As coaches and teachers, we have the unique opportunity and the honor to help shape our students each and every day. We also see firsthand the challenges our youth face every day to focus on their schoolwork.
As lawmakers, we have the responsibility and duty to protect them and make sure we give them a fair shot to excel in school, so they can graduate, pursue higher education and find good-paying jobs.
That’s why we firmly oppose the repeal of Maine’s child labor laws that protect our minors from working long hours during the school week. Worse is a proposal that would pay them $2 less than the minimum wage.
The bill would allow employers to pay 16- to 20-year-olds $5.25 per hour for the first 180 days of work and increase the number of hours that students are allowed to work while still in school.
How does paying our students less to work longer hours help create jobs or support economic growth? It doesn’t. It will only undervalue our students and undermine our larger education goals that are directly linked to economic development in our state.
This law hurts youth and adults alike. If the proposed legislation passed as suggested, a young person working 20 hours per week would have to work 29 hours per week to receive the same paycheck. That’s nine extra hours a week that should be spent on school.
Since this bill would apply to college students as well, one has to wonder how they are expected to pay for tuition, housing, food and books on $5.25 an hour. We would like to see students focusing on their education — not working longer and later hours during the week for less pay.
Adult workers will be hurt by this bill as well. Since businesses in Maine cannot pay someone over age 20 less then the minimum wage, there is no way for adults to compete with the younger generation’s “training wage.”
Adult minimum wage earners – already living on a tight budget – will lose important hours, will lose important benefits (such as health care) when they are no longer needed to work their 40 hours, and this will have a ripple effect through the economy. The proposal does not support the economic stability and growth that the Republicans claim to be working for.
No one benefits from exploiting cheap labor. It has been argued that trainees should be paid less because businesses have to expend a lot of time and energy teaching them valuable skills and because, at least initially, they aren’t as valuable as employees.
This argument doesn’t hold up. Federal programs such as the Working Opportunities Tax Credit which provides companies up to $2,400 in tax credits to hire certain categories of unemployed individuals (such as first time youth) make it easy and sometimes lucrative to train new workers.

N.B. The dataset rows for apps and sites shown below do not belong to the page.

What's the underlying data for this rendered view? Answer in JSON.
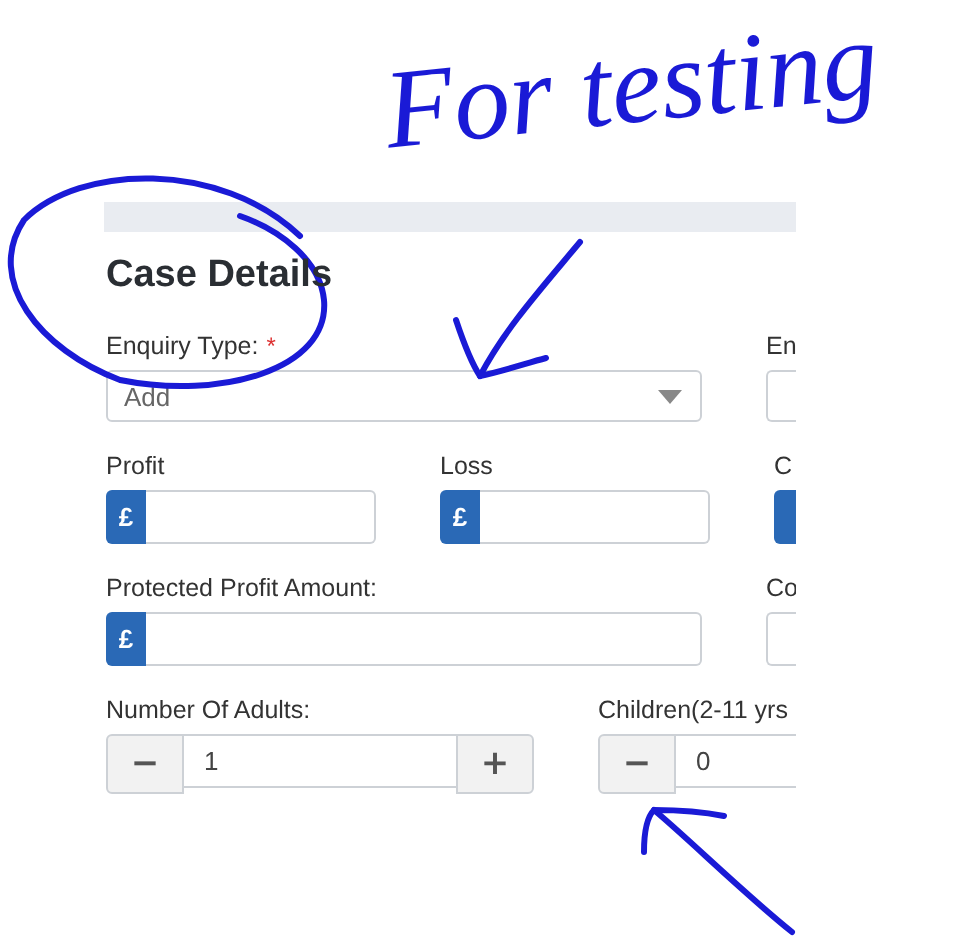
{
  "annotation": {
    "text": "For testing"
  },
  "section": {
    "title": "Case Details"
  },
  "rows": [
    {
      "fields": [
        {
          "kind": "select",
          "label": "Enquiry Type:",
          "required_mark": "*",
          "placeholder": "Add"
        },
        {
          "kind": "select",
          "label": "En"
        }
      ]
    },
    {
      "fields": [
        {
          "kind": "currency",
          "label": "Profit",
          "symbol": "£"
        },
        {
          "kind": "currency",
          "label": "Loss",
          "symbol": "£"
        },
        {
          "kind": "currency",
          "label": "C"
        }
      ]
    },
    {
      "fields": [
        {
          "kind": "currency",
          "label": "Protected Profit Amount:",
          "symbol": "£"
        },
        {
          "kind": "text",
          "label": "Co"
        }
      ]
    },
    {
      "fields": [
        {
          "kind": "stepper",
          "label": "Number Of Adults:",
          "value": "1",
          "minus": "−",
          "plus": "+"
        },
        {
          "kind": "stepper",
          "label": "Children(2-11 yrs",
          "value": "0",
          "minus": "−"
        }
      ]
    }
  ]
}
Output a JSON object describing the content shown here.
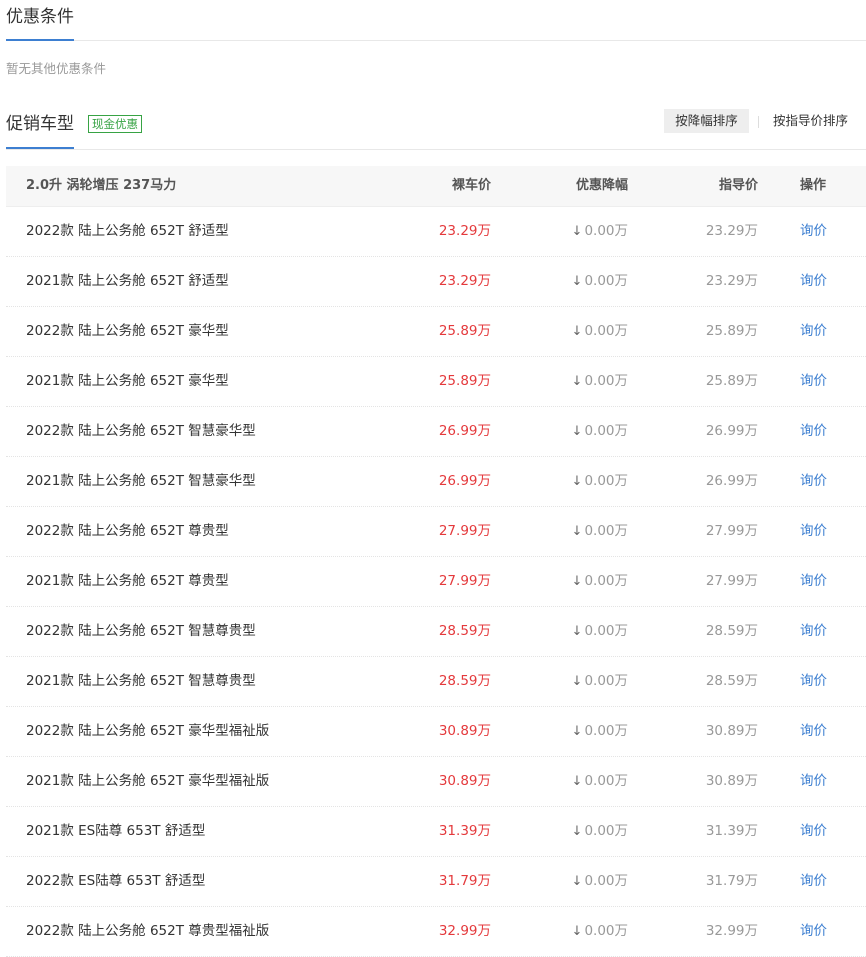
{
  "discount_section": {
    "title": "优惠条件",
    "note": "暂无其他优惠条件"
  },
  "promo_section": {
    "title": "促销车型",
    "tag": "现金优惠",
    "sort_by_discount": "按降幅排序",
    "sort_by_guide": "按指导价排序"
  },
  "table": {
    "group_title": "2.0升 涡轮增压 237马力",
    "col_price": "裸车价",
    "col_discount": "优惠降幅",
    "col_guide": "指导价",
    "col_action": "操作",
    "rows": [
      {
        "name": "2022款 陆上公务舱 652T 舒适型",
        "price": "23.29万",
        "discount": "0.00万",
        "guide": "23.29万",
        "action": "询价"
      },
      {
        "name": "2021款 陆上公务舱 652T 舒适型",
        "price": "23.29万",
        "discount": "0.00万",
        "guide": "23.29万",
        "action": "询价"
      },
      {
        "name": "2022款 陆上公务舱 652T 豪华型",
        "price": "25.89万",
        "discount": "0.00万",
        "guide": "25.89万",
        "action": "询价"
      },
      {
        "name": "2021款 陆上公务舱 652T 豪华型",
        "price": "25.89万",
        "discount": "0.00万",
        "guide": "25.89万",
        "action": "询价"
      },
      {
        "name": "2022款 陆上公务舱 652T 智慧豪华型",
        "price": "26.99万",
        "discount": "0.00万",
        "guide": "26.99万",
        "action": "询价"
      },
      {
        "name": "2021款 陆上公务舱 652T 智慧豪华型",
        "price": "26.99万",
        "discount": "0.00万",
        "guide": "26.99万",
        "action": "询价"
      },
      {
        "name": "2022款 陆上公务舱 652T 尊贵型",
        "price": "27.99万",
        "discount": "0.00万",
        "guide": "27.99万",
        "action": "询价"
      },
      {
        "name": "2021款 陆上公务舱 652T 尊贵型",
        "price": "27.99万",
        "discount": "0.00万",
        "guide": "27.99万",
        "action": "询价"
      },
      {
        "name": "2022款 陆上公务舱 652T 智慧尊贵型",
        "price": "28.59万",
        "discount": "0.00万",
        "guide": "28.59万",
        "action": "询价"
      },
      {
        "name": "2021款 陆上公务舱 652T 智慧尊贵型",
        "price": "28.59万",
        "discount": "0.00万",
        "guide": "28.59万",
        "action": "询价"
      },
      {
        "name": "2022款 陆上公务舱 652T 豪华型福祉版",
        "price": "30.89万",
        "discount": "0.00万",
        "guide": "30.89万",
        "action": "询价"
      },
      {
        "name": "2021款 陆上公务舱 652T 豪华型福祉版",
        "price": "30.89万",
        "discount": "0.00万",
        "guide": "30.89万",
        "action": "询价"
      },
      {
        "name": "2021款 ES陆尊 653T 舒适型",
        "price": "31.39万",
        "discount": "0.00万",
        "guide": "31.39万",
        "action": "询价"
      },
      {
        "name": "2022款 ES陆尊 653T 舒适型",
        "price": "31.79万",
        "discount": "0.00万",
        "guide": "31.79万",
        "action": "询价"
      },
      {
        "name": "2022款 陆上公务舱 652T 尊贵型福祉版",
        "price": "32.99万",
        "discount": "0.00万",
        "guide": "32.99万",
        "action": "询价"
      }
    ]
  },
  "icons": {
    "discount_arrow": "arrow-down-icon"
  },
  "colors": {
    "accent": "#3d7fd1",
    "price": "#e4393c",
    "tag": "#37a344"
  }
}
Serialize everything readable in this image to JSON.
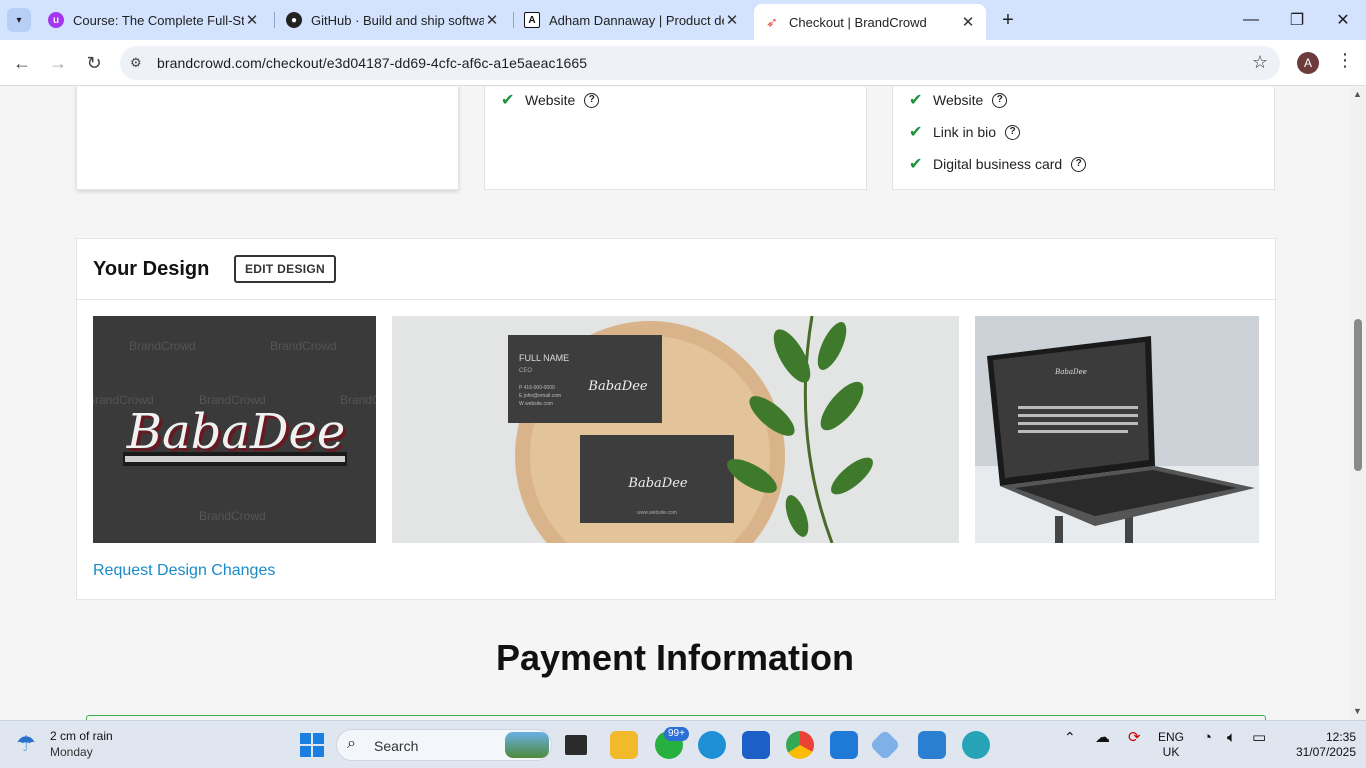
{
  "browser": {
    "tabs": [
      {
        "title": "Course: The Complete Full-Stack",
        "active": false
      },
      {
        "title": "GitHub · Build and ship software",
        "active": false
      },
      {
        "title": "Adham Dannaway | Product desi",
        "active": false
      },
      {
        "title": "Checkout | BrandCrowd",
        "active": true
      }
    ],
    "url": "brandcrowd.com/checkout/e3d04187-dd69-4cfc-af6c-a1e5aeac1665",
    "profile_initial": "A"
  },
  "plans": {
    "middle_features": [
      "Website"
    ],
    "right_features": [
      "Website",
      "Link in bio",
      "Digital business card"
    ]
  },
  "design": {
    "title": "Your Design",
    "edit_label": "EDIT DESIGN",
    "request_changes": "Request Design Changes",
    "logo_text": "BabaDee",
    "watermark": "BrandCrowd",
    "card_name": "FULL NAME",
    "card_role": "CEO",
    "card_details": [
      "P 416-000-0000",
      "E john@email.com",
      "W website.com"
    ],
    "card_website": "www.website.com"
  },
  "payment": {
    "heading": "Payment Information"
  },
  "taskbar": {
    "weather_line1": "2 cm of rain",
    "weather_line2": "Monday",
    "search_placeholder": "Search",
    "notification_badge": "99+",
    "lang_line1": "ENG",
    "lang_line2": "UK",
    "time": "12:35",
    "date": "31/07/2025"
  }
}
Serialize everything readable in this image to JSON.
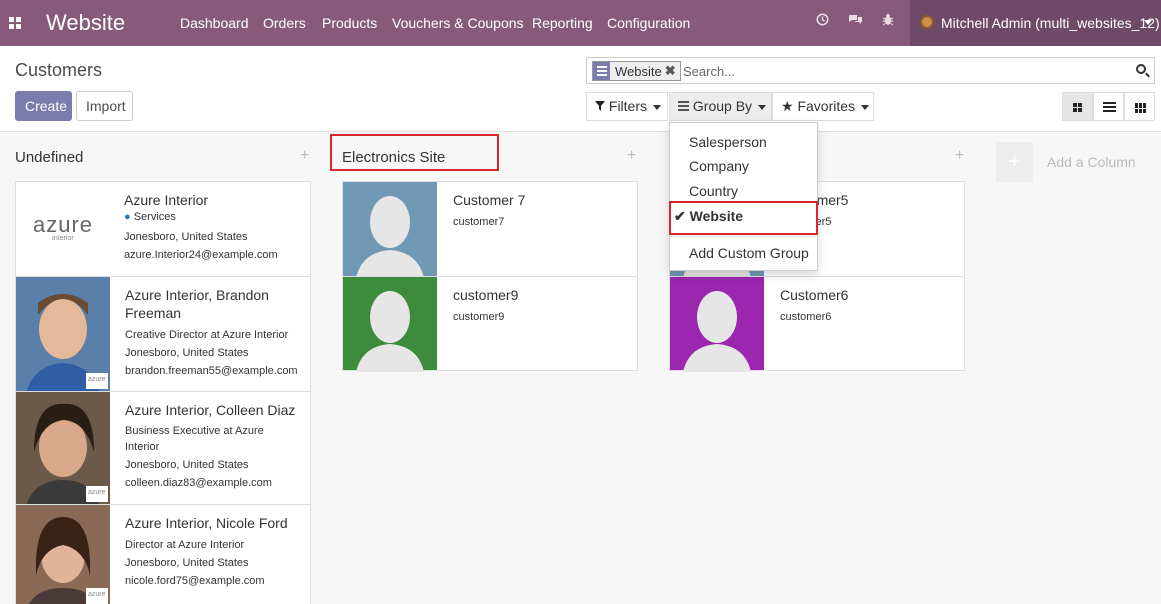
{
  "topbar": {
    "brand": "Website",
    "menu": [
      "Dashboard",
      "Orders",
      "Products",
      "Vouchers & Coupons",
      "Reporting",
      "Configuration"
    ],
    "icons": [
      "clock-icon",
      "chat-icon",
      "bug-icon"
    ],
    "user": "Mitchell Admin (multi_websites_12)",
    "bg": "#875a7b"
  },
  "page": {
    "title": "Customers",
    "create_label": "Create",
    "import_label": "Import"
  },
  "search": {
    "facet_label": "Website",
    "placeholder": "Search..."
  },
  "filters": {
    "filters_label": "Filters",
    "groupby_label": "Group By",
    "favorites_label": "Favorites"
  },
  "groupby_menu": {
    "items": [
      "Salesperson",
      "Company",
      "Country"
    ],
    "selected": "Website",
    "custom": "Add Custom Group"
  },
  "columns": [
    {
      "title": "Undefined",
      "cards": [
        {
          "name": "Azure Interior",
          "tag": "Services",
          "line1": "Jonesboro, United States",
          "line2": "azure.Interior24@example.com",
          "logo_text": "azure",
          "logo_sub": "interior"
        },
        {
          "name": "Azure Interior, Brandon Freeman",
          "line1": "Creative Director at Azure Interior",
          "line2": "Jonesboro, United States",
          "line3": "brandon.freeman55@example.com"
        },
        {
          "name": "Azure Interior, Colleen Diaz",
          "line1": "Business Executive at Azure Interior",
          "line2": "Jonesboro, United States",
          "line3": "colleen.diaz83@example.com"
        },
        {
          "name": "Azure Interior, Nicole Ford",
          "line1": "Director at Azure Interior",
          "line2": "Jonesboro, United States",
          "line3": "nicole.ford75@example.com"
        }
      ]
    },
    {
      "title": "Electronics Site",
      "cards": [
        {
          "name": "Customer 7",
          "line1": "customer7",
          "color": "#6f99b5"
        },
        {
          "name": "customer9",
          "line1": "customer9",
          "color": "#3d8b3d"
        }
      ]
    },
    {
      "title": "",
      "cards": [
        {
          "name": "Customer5",
          "line1": "customer5",
          "color": "#6f99b5"
        },
        {
          "name": "Customer6",
          "line1": "customer6",
          "color": "#9b27af"
        }
      ]
    }
  ],
  "add_column": "Add a Column",
  "mini_logo": "azure"
}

As is, the tax credit pays for the first 320 hours of employment – eight weeks of full-time work and plenty of time to train an individual for a minimum wage position. If this minimum wage bill were passed, the federal government would be using your tax dollars to pay for the first 457 hours – more than 11 weeks – of work for some youth.
It is illogical to believe that a bill that will take hours from hard-working, minimum-wage-earning, and often poverty-stricken adults in order to make young people work more hours for less money will be good for any Mainers.
Let’s keep Maine students in school where they belong, learning and creating a generation of educated Maine workers, and let adults continue to work their hours, building a strong Maine community and a stable economy.
Ed Mazurek, D-Rockland, is a retired coach and teacher. Erin Herbig, D-Belfast, coaches the Belfast Area High School track team. Rob Hunt, D-Buxton, is a teacher at Bonny Eagle High School. All are members of the Maine House of Representatives.